(Data entries)
▼

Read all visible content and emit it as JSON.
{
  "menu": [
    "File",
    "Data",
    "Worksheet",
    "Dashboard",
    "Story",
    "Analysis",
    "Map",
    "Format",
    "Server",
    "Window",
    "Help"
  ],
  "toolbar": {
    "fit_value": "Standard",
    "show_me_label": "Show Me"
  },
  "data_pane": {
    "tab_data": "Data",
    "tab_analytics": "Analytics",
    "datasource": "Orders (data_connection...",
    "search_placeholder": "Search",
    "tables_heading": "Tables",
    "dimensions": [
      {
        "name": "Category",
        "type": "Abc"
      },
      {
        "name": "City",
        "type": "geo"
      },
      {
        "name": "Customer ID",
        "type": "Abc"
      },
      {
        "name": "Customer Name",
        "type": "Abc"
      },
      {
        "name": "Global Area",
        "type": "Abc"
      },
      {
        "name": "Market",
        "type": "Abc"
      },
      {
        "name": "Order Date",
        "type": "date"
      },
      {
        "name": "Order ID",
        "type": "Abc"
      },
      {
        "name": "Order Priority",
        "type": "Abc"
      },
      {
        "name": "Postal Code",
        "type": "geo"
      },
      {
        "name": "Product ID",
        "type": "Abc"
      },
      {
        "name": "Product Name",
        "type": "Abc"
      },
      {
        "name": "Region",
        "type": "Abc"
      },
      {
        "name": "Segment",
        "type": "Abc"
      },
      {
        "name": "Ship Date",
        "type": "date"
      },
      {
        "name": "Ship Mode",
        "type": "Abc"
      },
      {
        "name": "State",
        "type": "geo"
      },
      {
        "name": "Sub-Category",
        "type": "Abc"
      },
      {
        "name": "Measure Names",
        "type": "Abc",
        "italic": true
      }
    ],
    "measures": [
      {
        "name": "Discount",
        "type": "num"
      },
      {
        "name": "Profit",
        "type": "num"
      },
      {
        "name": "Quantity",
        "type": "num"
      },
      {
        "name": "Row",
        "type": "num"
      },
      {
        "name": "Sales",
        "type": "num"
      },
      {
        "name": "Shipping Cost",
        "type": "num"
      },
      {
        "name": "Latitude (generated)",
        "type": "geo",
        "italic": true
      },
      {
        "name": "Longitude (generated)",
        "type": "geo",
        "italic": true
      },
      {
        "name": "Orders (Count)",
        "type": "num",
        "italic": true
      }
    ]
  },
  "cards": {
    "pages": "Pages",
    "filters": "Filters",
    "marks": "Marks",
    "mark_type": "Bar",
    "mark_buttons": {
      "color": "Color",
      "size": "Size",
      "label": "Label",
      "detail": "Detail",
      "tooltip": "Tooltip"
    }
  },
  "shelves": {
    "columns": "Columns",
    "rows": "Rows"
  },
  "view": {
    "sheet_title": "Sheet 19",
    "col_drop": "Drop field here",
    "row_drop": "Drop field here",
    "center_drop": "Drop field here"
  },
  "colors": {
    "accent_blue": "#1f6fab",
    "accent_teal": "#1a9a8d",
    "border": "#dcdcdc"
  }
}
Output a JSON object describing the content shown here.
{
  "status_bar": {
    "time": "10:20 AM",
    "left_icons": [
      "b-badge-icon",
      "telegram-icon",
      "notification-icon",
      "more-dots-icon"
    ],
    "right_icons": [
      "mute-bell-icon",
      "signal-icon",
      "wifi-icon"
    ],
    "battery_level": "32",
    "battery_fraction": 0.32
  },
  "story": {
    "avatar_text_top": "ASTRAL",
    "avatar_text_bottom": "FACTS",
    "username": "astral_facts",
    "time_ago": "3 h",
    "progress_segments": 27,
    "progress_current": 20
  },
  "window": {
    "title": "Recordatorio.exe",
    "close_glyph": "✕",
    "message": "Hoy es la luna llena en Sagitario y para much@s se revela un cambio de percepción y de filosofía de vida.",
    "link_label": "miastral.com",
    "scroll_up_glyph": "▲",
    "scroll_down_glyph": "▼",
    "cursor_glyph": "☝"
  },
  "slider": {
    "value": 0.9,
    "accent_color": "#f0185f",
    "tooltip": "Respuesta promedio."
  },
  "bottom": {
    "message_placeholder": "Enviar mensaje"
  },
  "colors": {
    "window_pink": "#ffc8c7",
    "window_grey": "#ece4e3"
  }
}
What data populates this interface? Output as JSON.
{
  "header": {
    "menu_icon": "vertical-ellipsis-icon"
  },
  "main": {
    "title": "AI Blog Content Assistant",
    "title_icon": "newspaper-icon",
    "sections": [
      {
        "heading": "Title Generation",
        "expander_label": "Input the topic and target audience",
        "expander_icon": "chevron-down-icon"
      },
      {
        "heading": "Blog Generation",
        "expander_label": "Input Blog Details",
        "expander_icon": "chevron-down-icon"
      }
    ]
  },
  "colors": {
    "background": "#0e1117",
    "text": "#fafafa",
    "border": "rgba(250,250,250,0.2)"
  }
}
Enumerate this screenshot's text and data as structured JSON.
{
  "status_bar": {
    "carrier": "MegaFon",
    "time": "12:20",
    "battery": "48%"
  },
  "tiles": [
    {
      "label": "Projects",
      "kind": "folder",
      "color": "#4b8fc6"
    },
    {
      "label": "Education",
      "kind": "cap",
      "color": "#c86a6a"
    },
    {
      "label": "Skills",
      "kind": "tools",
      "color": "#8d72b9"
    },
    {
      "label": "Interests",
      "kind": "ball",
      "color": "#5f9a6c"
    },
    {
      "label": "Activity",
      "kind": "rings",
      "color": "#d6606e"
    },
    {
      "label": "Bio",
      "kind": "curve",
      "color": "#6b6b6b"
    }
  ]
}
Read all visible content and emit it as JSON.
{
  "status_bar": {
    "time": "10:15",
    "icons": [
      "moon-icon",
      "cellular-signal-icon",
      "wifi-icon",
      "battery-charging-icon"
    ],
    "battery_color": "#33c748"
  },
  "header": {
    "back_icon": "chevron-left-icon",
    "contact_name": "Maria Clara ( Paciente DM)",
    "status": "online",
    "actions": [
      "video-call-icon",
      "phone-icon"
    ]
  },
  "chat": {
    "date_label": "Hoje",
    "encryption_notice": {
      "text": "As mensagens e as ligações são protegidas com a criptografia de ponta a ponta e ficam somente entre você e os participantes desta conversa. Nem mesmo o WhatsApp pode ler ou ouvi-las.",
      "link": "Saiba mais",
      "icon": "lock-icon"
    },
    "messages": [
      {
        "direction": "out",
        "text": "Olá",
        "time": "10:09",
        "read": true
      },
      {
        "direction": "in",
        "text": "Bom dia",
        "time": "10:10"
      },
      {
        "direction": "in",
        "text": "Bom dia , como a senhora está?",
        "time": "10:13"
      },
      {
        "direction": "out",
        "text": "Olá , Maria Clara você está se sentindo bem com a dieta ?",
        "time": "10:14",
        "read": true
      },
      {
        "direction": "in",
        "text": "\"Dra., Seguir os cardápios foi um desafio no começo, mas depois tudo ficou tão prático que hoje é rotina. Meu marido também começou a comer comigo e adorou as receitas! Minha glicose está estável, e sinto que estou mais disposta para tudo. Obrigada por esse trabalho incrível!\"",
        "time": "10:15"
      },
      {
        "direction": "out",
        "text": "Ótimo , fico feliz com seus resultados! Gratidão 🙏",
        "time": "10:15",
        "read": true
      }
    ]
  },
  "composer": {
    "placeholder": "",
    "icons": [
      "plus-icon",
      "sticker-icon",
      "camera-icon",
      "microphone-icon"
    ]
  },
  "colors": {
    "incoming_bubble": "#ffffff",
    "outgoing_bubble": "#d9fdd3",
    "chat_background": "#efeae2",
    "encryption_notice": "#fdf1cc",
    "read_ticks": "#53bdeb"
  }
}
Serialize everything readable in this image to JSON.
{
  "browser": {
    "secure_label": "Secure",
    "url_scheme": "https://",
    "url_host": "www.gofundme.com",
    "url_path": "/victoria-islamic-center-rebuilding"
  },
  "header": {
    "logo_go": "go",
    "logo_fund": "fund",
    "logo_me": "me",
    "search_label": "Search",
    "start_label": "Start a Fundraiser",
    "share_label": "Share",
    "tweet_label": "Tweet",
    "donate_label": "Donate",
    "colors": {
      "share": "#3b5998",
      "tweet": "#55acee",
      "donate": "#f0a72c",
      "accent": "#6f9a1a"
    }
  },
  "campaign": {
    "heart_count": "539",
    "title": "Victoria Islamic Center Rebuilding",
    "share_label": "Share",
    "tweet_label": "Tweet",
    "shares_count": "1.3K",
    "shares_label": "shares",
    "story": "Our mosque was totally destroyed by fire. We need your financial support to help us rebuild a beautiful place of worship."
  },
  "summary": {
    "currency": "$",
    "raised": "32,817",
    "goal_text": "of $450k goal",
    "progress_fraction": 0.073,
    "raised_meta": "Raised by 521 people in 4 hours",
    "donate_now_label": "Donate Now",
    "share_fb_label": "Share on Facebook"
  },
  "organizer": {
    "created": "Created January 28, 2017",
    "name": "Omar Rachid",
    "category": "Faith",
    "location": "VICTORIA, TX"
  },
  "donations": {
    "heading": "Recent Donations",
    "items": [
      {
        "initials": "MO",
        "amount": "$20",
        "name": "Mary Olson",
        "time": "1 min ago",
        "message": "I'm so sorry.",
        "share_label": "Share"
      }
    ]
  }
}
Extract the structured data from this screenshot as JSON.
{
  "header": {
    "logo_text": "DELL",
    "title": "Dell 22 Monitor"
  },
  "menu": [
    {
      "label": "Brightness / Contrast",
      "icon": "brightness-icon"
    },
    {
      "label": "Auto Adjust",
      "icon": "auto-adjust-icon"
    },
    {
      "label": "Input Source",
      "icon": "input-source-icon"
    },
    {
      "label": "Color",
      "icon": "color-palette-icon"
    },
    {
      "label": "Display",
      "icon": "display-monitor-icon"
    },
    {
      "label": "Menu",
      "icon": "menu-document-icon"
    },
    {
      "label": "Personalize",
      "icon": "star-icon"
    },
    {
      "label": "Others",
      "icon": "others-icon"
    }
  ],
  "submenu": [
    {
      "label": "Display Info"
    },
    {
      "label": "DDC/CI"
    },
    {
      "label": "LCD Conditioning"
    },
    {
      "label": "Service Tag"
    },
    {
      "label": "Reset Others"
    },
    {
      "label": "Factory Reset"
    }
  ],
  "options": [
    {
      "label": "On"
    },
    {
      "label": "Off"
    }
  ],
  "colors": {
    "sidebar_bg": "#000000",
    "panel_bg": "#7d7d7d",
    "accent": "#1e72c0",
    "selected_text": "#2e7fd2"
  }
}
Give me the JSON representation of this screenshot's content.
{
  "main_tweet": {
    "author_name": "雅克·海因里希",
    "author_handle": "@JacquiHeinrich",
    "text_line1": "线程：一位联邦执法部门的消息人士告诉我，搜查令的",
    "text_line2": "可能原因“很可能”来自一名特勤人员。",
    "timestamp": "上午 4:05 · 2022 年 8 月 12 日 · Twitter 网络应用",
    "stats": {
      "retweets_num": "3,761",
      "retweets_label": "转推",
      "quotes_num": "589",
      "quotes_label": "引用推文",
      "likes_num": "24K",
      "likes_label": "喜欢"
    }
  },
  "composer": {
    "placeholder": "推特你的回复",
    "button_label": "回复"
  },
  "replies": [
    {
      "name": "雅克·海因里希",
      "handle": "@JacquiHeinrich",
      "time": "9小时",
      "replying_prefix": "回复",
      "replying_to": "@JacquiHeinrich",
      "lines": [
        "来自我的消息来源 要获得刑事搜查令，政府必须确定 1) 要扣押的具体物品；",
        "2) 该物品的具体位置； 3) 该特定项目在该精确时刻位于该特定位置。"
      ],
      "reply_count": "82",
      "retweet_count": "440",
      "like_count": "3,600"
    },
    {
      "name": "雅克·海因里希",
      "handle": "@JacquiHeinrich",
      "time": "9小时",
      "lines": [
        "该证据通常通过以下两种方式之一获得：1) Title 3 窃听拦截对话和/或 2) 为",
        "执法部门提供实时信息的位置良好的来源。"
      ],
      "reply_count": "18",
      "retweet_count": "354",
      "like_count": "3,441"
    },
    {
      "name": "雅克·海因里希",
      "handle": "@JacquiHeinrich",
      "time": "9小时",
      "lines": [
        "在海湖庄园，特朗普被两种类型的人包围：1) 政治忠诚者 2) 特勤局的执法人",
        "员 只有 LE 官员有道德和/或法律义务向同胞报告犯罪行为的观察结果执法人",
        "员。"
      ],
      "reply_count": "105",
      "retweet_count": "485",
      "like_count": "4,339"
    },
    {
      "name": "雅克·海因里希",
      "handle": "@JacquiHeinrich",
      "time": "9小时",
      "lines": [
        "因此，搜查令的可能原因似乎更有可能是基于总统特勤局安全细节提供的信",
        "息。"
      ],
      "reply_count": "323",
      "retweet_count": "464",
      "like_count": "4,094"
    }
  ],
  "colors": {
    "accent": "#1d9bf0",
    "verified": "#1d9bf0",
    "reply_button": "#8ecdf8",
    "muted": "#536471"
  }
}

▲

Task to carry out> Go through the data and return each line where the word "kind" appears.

Answer space>
      "kind": "folder",
      "kind": "cap",
      "kind": "tools",
      "kind": "ball",
      "kind": "rings",
      "kind": "curve",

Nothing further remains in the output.